▶ **Exercise objective**:
Leave every image out, and print the remaining lines below exactly.

▶ **Given records**:
----------------
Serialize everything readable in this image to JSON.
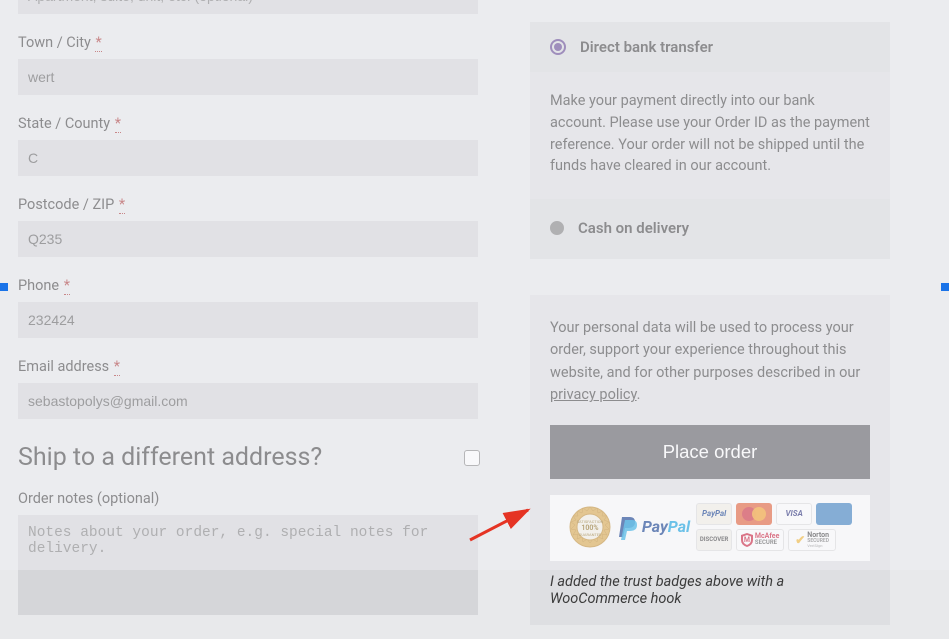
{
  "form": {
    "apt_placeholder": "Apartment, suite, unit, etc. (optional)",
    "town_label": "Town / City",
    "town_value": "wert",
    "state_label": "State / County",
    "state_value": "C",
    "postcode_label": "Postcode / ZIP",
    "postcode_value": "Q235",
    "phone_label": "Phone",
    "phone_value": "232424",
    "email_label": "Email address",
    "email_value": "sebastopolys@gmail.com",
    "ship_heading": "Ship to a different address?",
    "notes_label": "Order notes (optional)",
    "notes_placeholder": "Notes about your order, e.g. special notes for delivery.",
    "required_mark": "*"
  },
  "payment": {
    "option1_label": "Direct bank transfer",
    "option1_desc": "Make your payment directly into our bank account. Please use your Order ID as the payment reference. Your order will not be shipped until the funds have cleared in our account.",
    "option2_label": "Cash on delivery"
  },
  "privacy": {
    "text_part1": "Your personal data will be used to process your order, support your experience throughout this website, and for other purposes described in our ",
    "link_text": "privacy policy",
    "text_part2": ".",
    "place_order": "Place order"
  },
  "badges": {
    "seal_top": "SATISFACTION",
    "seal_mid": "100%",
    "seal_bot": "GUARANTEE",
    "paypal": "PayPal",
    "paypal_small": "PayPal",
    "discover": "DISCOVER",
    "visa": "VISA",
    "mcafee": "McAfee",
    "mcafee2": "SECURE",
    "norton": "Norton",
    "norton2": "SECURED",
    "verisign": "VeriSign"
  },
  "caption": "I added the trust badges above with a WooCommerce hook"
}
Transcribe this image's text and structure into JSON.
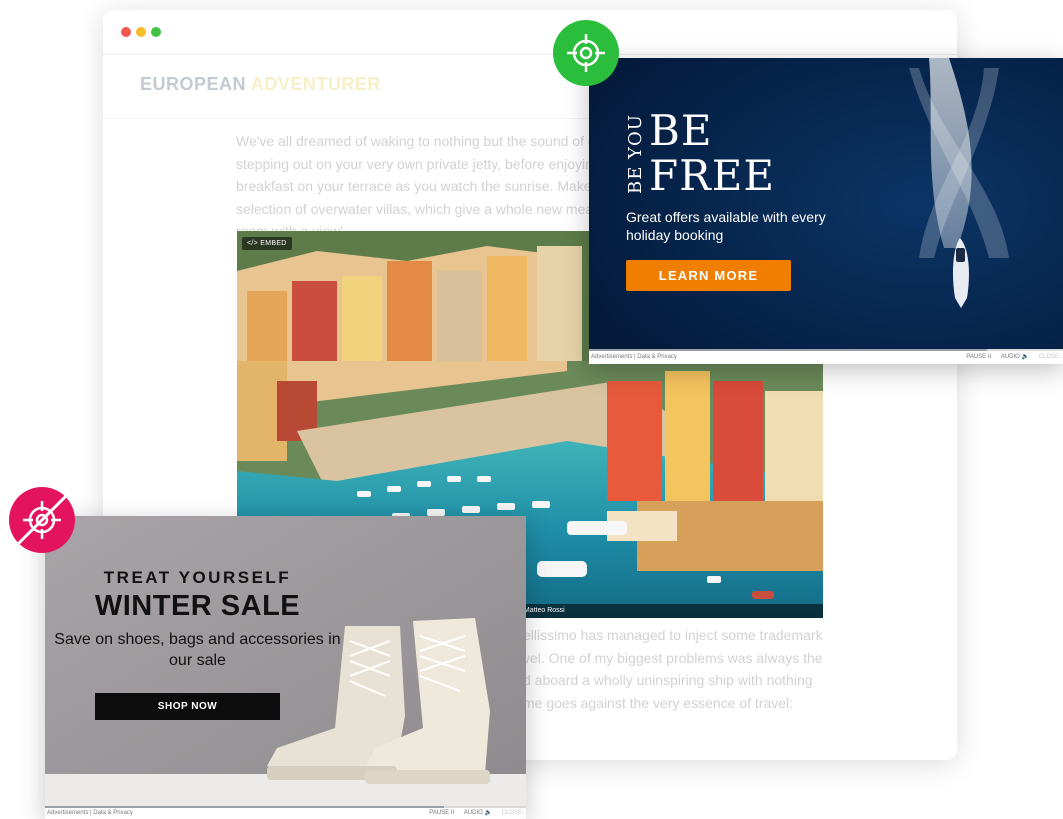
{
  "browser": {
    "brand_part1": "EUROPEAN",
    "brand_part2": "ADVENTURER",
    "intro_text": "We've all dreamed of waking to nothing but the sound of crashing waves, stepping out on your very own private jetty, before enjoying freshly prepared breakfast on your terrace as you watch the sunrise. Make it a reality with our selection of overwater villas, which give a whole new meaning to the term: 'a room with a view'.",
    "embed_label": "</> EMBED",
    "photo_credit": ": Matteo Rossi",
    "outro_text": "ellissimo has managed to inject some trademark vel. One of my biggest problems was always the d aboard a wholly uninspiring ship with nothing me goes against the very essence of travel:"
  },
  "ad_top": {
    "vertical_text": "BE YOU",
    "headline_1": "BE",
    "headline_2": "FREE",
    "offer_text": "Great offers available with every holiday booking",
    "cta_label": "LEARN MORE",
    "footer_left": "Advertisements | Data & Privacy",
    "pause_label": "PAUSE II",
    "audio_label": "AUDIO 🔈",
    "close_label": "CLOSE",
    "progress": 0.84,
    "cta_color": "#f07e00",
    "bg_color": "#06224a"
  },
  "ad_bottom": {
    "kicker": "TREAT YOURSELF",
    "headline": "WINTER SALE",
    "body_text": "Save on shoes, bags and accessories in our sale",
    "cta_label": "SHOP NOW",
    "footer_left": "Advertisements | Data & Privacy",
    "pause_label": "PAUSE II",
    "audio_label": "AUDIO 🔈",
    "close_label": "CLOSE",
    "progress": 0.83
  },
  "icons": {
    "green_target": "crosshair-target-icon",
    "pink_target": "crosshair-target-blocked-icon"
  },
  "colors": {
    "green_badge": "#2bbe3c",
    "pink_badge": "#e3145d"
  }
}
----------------
▶ **Task response**:
Serialize everything readable in this image to JSON.
{
  "form": {
    "apt_placeholder": "Apartment, suite, unit, etc. (optional)",
    "town_label": "Town / City",
    "town_value": "wert",
    "state_label": "State / County",
    "state_value": "C",
    "postcode_label": "Postcode / ZIP",
    "postcode_value": "Q235",
    "phone_label": "Phone",
    "phone_value": "232424",
    "email_label": "Email address",
    "email_value": "sebastopolys@gmail.com",
    "ship_heading": "Ship to a different address?",
    "notes_label": "Order notes (optional)",
    "notes_placeholder": "Notes about your order, e.g. special notes for delivery.",
    "required_mark": "*"
  },
  "payment": {
    "option1_label": "Direct bank transfer",
    "option1_desc": "Make your payment directly into our bank account. Please use your Order ID as the payment reference. Your order will not be shipped until the funds have cleared in our account.",
    "option2_label": "Cash on delivery"
  },
  "privacy": {
    "text_part1": "Your personal data will be used to process your order, support your experience throughout this website, and for other purposes described in our ",
    "link_text": "privacy policy",
    "text_part2": ".",
    "place_order": "Place order"
  },
  "badges": {
    "seal_top": "SATISFACTION",
    "seal_mid": "100%",
    "seal_bot": "GUARANTEE",
    "paypal": "PayPal",
    "paypal_small": "PayPal",
    "discover": "DISCOVER",
    "visa": "VISA",
    "mcafee": "McAfee",
    "mcafee2": "SECURE",
    "norton": "Norton",
    "norton2": "SECURED",
    "verisign": "VeriSign"
  },
  "caption": "I added the trust badges above with a WooCommerce hook"
}
Transcribe this image's text and structure into JSON.
{
  "browser": {
    "brand_part1": "EUROPEAN",
    "brand_part2": "ADVENTURER",
    "intro_text": "We've all dreamed of waking to nothing but the sound of crashing waves, stepping out on your very own private jetty, before enjoying freshly prepared breakfast on your terrace as you watch the sunrise. Make it a reality with our selection of overwater villas, which give a whole new meaning to the term: 'a room with a view'.",
    "embed_label": "</> EMBED",
    "photo_credit": ": Matteo Rossi",
    "outro_text": "ellissimo has managed to inject some trademark vel. One of my biggest problems was always the d aboard a wholly uninspiring ship with nothing me goes against the very essence of travel:"
  },
  "ad_top": {
    "vertical_text": "BE YOU",
    "headline_1": "BE",
    "headline_2": "FREE",
    "offer_text": "Great offers available with every holiday booking",
    "cta_label": "LEARN MORE",
    "footer_left": "Advertisements | Data & Privacy",
    "pause_label": "PAUSE II",
    "audio_label": "AUDIO 🔈",
    "close_label": "CLOSE",
    "progress": 0.84,
    "cta_color": "#f07e00",
    "bg_color": "#06224a"
  },
  "ad_bottom": {
    "kicker": "TREAT YOURSELF",
    "headline": "WINTER SALE",
    "body_text": "Save on shoes, bags and accessories in our sale",
    "cta_label": "SHOP NOW",
    "footer_left": "Advertisements | Data & Privacy",
    "pause_label": "PAUSE II",
    "audio_label": "AUDIO 🔈",
    "close_label": "CLOSE",
    "progress": 0.83
  },
  "icons": {
    "green_target": "crosshair-target-icon",
    "pink_target": "crosshair-target-blocked-icon"
  },
  "colors": {
    "green_badge": "#2bbe3c",
    "pink_badge": "#e3145d"
  }
}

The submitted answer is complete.